Drawn to the film because of the complexity of her character, former Saturday Night Live cast member Ana Gasteyer describes her role as the “den mother of reefer sin. Mae’s a good girl who got caught up in drugs, a very broken, lost and tortured ’30s style of wounded soul.”

Sadly, says Gasteyer, “the state of comedy today is predominantly ‘mom this’ or ‘wife that,’ so it was refreshing to have a role with so many aspects and real depth to the character.”

As the clean-cut, boyish Jimmy, Christian Campbell pivots from preppy square to orgy-mad libertine—no mean feat, even after several years of perfecting the role onstage. After one puff of marijuana, Jimmy is dragged into the tawdry world of sex, drugs and depravity.

“There’s nothing subtle about my performance here,” Campbell concedes. “That’s why the pure physical intensity was so challenging. In the ‘stoned’ scenes, there’s nothing medically accurate about the portrayal of marijuana’s effects—it’s more like heroin, crack, speed and meth all rolled into one.

“We’re not a pro-pot movie, but we’re not anti-pot either. We’re making a satire of misinformation. We’re commenting on government propaganda and public misunderstandings. We’re talking about the fake so-called truths that exist today, because we live in an age of deception.”

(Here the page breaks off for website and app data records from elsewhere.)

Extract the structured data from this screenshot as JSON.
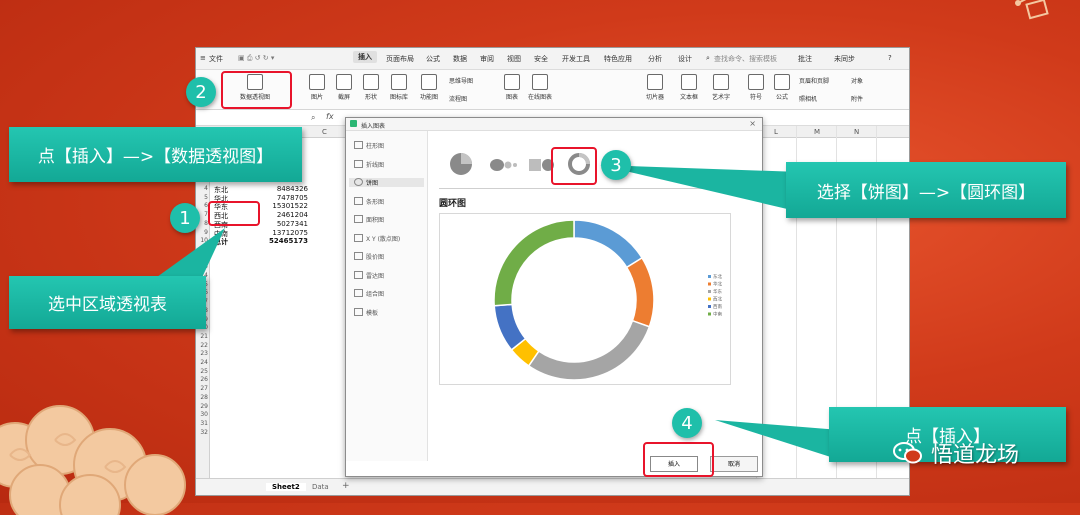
{
  "window": {
    "menus": [
      "文件",
      "插入",
      "页面布局",
      "公式",
      "数据",
      "审阅",
      "视图",
      "安全",
      "开发工具",
      "特色应用",
      "分析",
      "设计"
    ],
    "search_placeholder": "查找命令、搜索模板",
    "right_menus": [
      "批注",
      "未同步"
    ]
  },
  "ribbon": {
    "pivot_label": "数据透视图",
    "items": [
      "图片",
      "截屏",
      "形状",
      "图标库",
      "功能图",
      "图表",
      "在线图表",
      "切片器",
      "文本框",
      "艺术字",
      "符号",
      "公式"
    ],
    "small_items": [
      "思维导图",
      "流程图",
      "页眉和页脚",
      "对象",
      "照相机",
      "附件"
    ]
  },
  "formula_bar": {
    "fx": "fx"
  },
  "columns": [
    "C",
    "L",
    "M",
    "N"
  ],
  "sheet": {
    "rows": [
      {
        "num": "4",
        "region": "东北",
        "value": "8484326"
      },
      {
        "num": "5",
        "region": "华北",
        "value": "7478705"
      },
      {
        "num": "6",
        "region": "华东",
        "value": "15301522"
      },
      {
        "num": "7",
        "region": "西北",
        "value": "2461204"
      },
      {
        "num": "8",
        "region": "西南",
        "value": "5027341"
      },
      {
        "num": "9",
        "region": "中南",
        "value": "13712075"
      },
      {
        "num": "10",
        "region": "总计",
        "value": "52465173"
      }
    ],
    "empty_rows": [
      "11",
      "12",
      "13",
      "14",
      "15",
      "16",
      "17",
      "18",
      "19",
      "20",
      "21",
      "22",
      "23",
      "24",
      "25",
      "26",
      "27",
      "28",
      "29",
      "30",
      "31",
      "32"
    ],
    "tabs": [
      "Sheet2",
      "Data"
    ]
  },
  "dialog": {
    "title": "插入图表",
    "chart_types": [
      "柱形图",
      "折线图",
      "饼图",
      "条形图",
      "面积图",
      "X Y (散点图)",
      "股价图",
      "雷达图",
      "组合图",
      "模板"
    ],
    "selected_type": "饼图",
    "preview_title": "圆环图",
    "insert_label": "插入",
    "cancel_label": "取消"
  },
  "chart_data": {
    "type": "pie",
    "variant": "doughnut",
    "title": "圆环图",
    "categories": [
      "东北",
      "华北",
      "华东",
      "西北",
      "西南",
      "中南"
    ],
    "values": [
      8484326,
      7478705,
      15301522,
      2461204,
      5027341,
      13712075
    ],
    "colors": [
      "#5b9bd5",
      "#ed7d31",
      "#a5a5a5",
      "#ffc000",
      "#4472c4",
      "#70ad47"
    ],
    "legend": "right"
  },
  "callouts": {
    "step1": "选中区域透视表",
    "step2": "点【插入】—>【数据透视图】",
    "step3": "选择【饼图】—>【圆环图】",
    "step4": "点【插入】",
    "num1": "1",
    "num2": "2",
    "num3": "3",
    "num4": "4"
  },
  "watermark": "悟道龙场"
}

Initially there was a lot grumbling on the set that making a musical like this was too high on ambition and too low on budget. “We come by our opulence through our imagination,” confesses Murphy. “The most fun about doing this film has been watching the cast and crew get seduced into this crazy Reefer Madness web. I think we inspired the Vancouver film community to discover their inner show-queen concurrently with their inner pothead. It’s great turning rational skeptics into reefer zealots.”

READ THE FULL ARTICLE IN THE MAY 2005 ISSUE OF HIGH TIMES